Being used in a mountain-top repeater, our TM451 transceivers suffered severe frequency shifts as the temperature varied. They are exposed to temperatures as low as -15C in winter and as high as 45C in summer, and the original crystal oscillator is too sensitive to this variations. We measured the repeater to be as high as 2.5Khz up or down in frequency depending on ambient temperature, and we looked for a solution.
We thought about using crystal heaters, the very nice ones available from Khune electronics, but finally decided to use TCXOs to help preserver battery power.

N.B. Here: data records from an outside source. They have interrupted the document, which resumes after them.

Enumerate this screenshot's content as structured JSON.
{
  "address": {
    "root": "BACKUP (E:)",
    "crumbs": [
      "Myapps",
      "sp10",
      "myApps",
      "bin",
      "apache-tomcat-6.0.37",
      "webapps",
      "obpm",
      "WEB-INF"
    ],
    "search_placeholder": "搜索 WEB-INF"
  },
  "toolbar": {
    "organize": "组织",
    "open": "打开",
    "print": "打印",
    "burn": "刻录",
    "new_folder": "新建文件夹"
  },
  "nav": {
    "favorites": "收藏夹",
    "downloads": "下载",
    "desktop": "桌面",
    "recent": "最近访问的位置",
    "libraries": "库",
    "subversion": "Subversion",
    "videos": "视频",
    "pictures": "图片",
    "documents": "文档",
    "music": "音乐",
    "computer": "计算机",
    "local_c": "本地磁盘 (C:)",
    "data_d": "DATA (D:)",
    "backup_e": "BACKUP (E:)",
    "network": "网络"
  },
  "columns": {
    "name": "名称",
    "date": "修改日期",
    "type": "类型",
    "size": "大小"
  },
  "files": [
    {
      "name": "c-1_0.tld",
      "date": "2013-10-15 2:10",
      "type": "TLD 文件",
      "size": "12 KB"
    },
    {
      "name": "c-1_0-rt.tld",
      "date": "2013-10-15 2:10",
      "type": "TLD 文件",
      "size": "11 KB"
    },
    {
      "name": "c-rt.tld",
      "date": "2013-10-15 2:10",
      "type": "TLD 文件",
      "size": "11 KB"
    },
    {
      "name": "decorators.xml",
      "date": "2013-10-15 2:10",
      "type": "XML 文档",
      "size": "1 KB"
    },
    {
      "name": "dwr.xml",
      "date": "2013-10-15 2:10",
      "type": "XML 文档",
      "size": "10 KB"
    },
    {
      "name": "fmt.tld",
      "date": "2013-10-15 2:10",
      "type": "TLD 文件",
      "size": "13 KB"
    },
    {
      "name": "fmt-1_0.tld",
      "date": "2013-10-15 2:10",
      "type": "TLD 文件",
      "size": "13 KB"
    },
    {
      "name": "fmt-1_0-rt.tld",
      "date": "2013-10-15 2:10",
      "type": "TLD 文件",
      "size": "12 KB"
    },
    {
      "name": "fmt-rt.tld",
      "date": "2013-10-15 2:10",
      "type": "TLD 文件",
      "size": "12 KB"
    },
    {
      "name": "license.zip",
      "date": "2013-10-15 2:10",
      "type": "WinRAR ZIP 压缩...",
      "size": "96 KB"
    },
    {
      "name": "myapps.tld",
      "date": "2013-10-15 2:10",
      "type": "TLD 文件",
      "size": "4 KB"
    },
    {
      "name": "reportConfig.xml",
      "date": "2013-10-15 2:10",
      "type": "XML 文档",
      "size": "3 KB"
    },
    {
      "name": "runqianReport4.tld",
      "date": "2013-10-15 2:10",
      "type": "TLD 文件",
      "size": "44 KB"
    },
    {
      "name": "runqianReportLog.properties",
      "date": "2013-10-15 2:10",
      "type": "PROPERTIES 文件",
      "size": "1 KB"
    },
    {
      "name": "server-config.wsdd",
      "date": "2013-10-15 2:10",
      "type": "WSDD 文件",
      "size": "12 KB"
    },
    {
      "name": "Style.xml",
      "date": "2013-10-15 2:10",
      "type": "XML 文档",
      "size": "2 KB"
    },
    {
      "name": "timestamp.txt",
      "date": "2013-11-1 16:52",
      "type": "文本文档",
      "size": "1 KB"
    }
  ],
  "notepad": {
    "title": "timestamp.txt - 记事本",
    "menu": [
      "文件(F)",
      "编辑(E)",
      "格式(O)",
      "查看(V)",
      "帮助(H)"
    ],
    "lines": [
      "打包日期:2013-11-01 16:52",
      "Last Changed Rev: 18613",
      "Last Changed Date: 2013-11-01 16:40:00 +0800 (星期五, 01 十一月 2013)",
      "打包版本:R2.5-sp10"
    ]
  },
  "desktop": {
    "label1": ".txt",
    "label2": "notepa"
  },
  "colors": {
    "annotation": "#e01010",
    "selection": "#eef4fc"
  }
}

I was lucky to find a pair of cheap 12.8Mhz NKG VC-TCXOs from eBay, and this is how I installed them and the results obtained.
The TCXO output is injected to the circuit in the crystal oscillator connection.
After checking that levels where compatible, one of the legs of the original crystal is cut and the small-diameter coax is soldered to the PCB pad. The 5V neccesary for the TCXO are taken from a nearby solder joint.
A small PCB with just a capacitor and two resistors for the 1/2 divisor that biases the VC adjust terminal is placed on the other side of the rig.
To measure the improvement in frequency stability, I run two tests, before and afte the modification. The rig went to the freezer, down to -10C and was keyed until it reached 45C, while monitoring temperature and frequency. Temperature was measured using a low thermal mass temperature to voltage converter TC1047 connected to an Agilent 34401A bench meter. Frequency was measured with an Agilent 5835A counter. Both meters were connected via GPIB to a PC running EZGPIB where a small program was used to record the data every 5 seconds. I ploted the data in the following chart, which shows quite a dramatic improvement in frequency stability.